I love Manifest Destiny. This madcap fantasy take on Lewis and Clark is a hell of a lot of fun to read. They’re finally taking the fight back to the plant zombies, which are as creepy as ever. The drama between the members of the expedition takes a backseat this issue to the main action, though it will definitely be back soon enough. Lewis’ journal entries remain a great way to narrate, and Clark is as badass as ever. My only real complaints are that Sacagawea is still not getting played up to her full potential, especially after all the build-up we’ve had in that direction, and that York is getting almost no screentime. York was Clark’s manservant (slave) in real life, and ended up being one of the most important members of the expedition. He was especially useful in negotiations with various tribes, since they trusted him more than the white men in the expedition. I think he showed up in two panels this issue? With any luck, we’ll see more of both characters later. At least Seaman (Seriously, that was his name) the Newfoundland dog is getting plenty of appearances, if mainly in the background.

Hawkeye #17

Marvel Comics
Matt Fraction, Chris Eliopoulos, David Aja, Jordie Bellaire
So… this is a holiday special. Published in March. Set during the events of Hawkeye #6. Which came out about a year ago. Don’t get me wrong, this is by far my favorite Marvel series right now, but it’s been doing some weird scheduling stuff lately. Also, only two pages of this issue actually feature Clint Barton or any other Hawkeye characters. The rest of the comic is an episode of a children’s cartoon (Winter Friends) Clint is watching with his neighbor’s (adorable) kids. It’s about a group of superheroes who defend winter holidays from evil. (Yaldog, Rama-In-Pajamas, Santalope, Samantha Hain, Kwanzaagator, and Menorable (Seriously, it’s a kitten with a menorah crown.) And then, two pages into the cartoon, they’re taken captive, leaving it up to their completely powerless dog Steve to save the day. The art in this section reminds me of a cross between Archie and Peanuts, but it goes surprisingly well with David Aja’s art. Trust me, it just gets weirder from there. What makes this issue especially (Weird? Frustrating? Infuriating?

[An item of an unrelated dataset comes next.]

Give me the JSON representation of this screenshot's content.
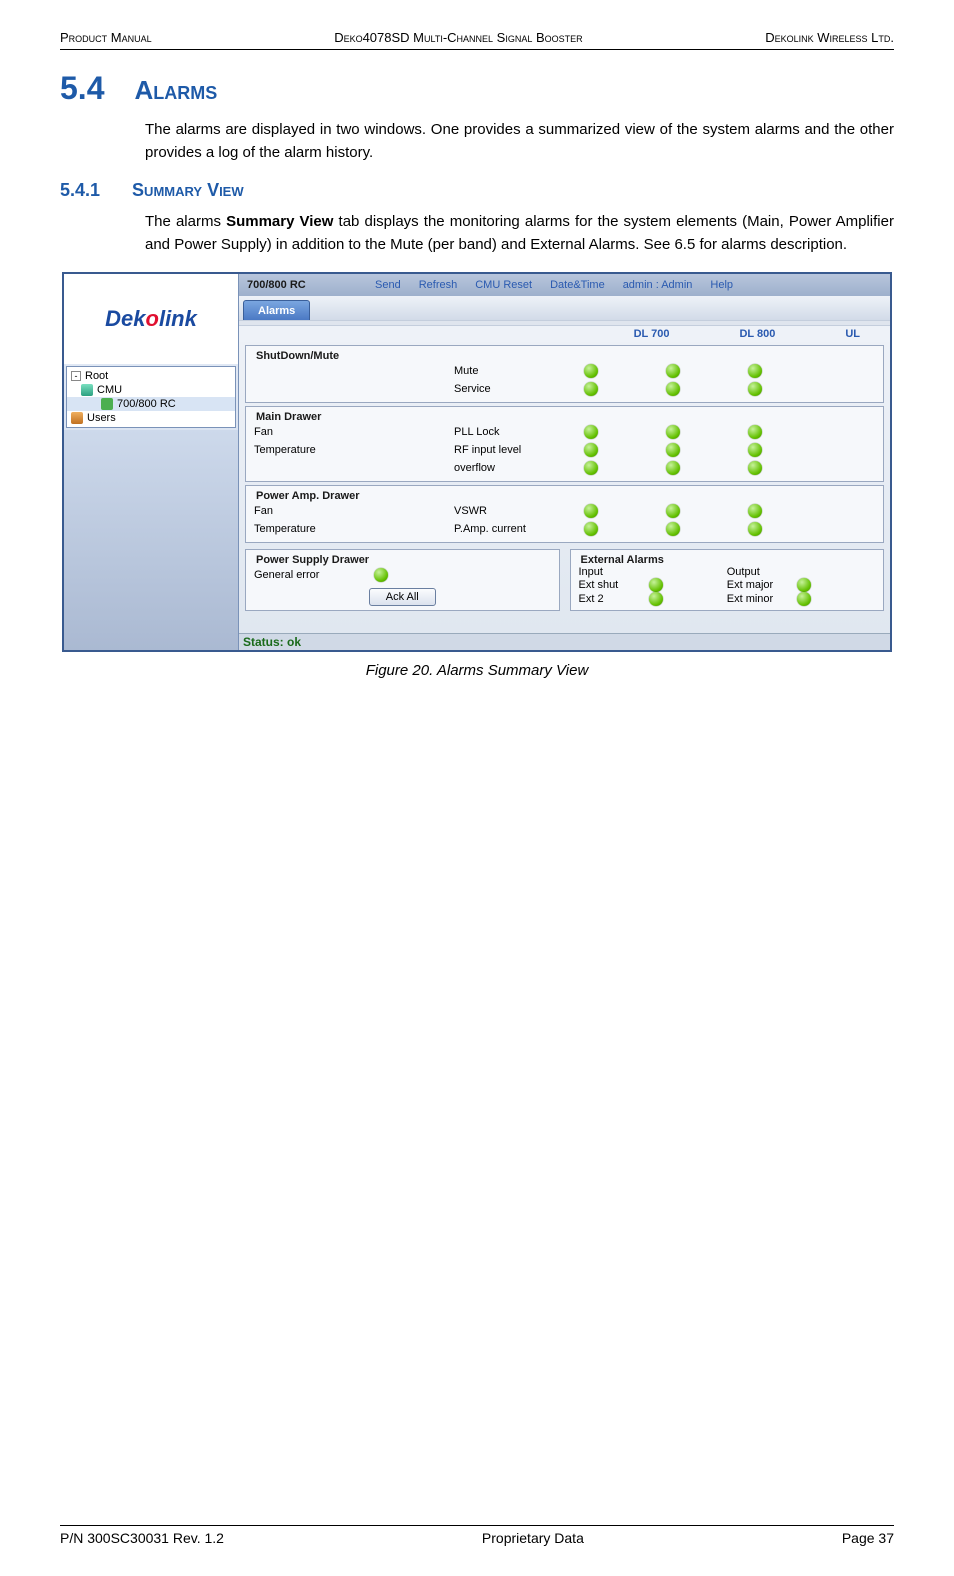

Awesome?) is that last issue ended with Clint and his brother lying on the ground shot and bleeding. Hmm. Well, now I’m just hoping for a Mystery Science Fiction Theater treatment of the in-comic show Dog Cops featuring Hawkeye, Spiderman, and Wolverine.
Edit: I guess I should just say that the art is pretty similar to Calvin and Hobbes.

Also, Vertigo: Everyone else features nice cover images of their comics on their sites, I have to go hunting for your covers, and half the time I end up having to use textless or small versions anyhow. WHY DON’T YOU LOVE ME AND MY THREE OR FOUR READERS? WHY?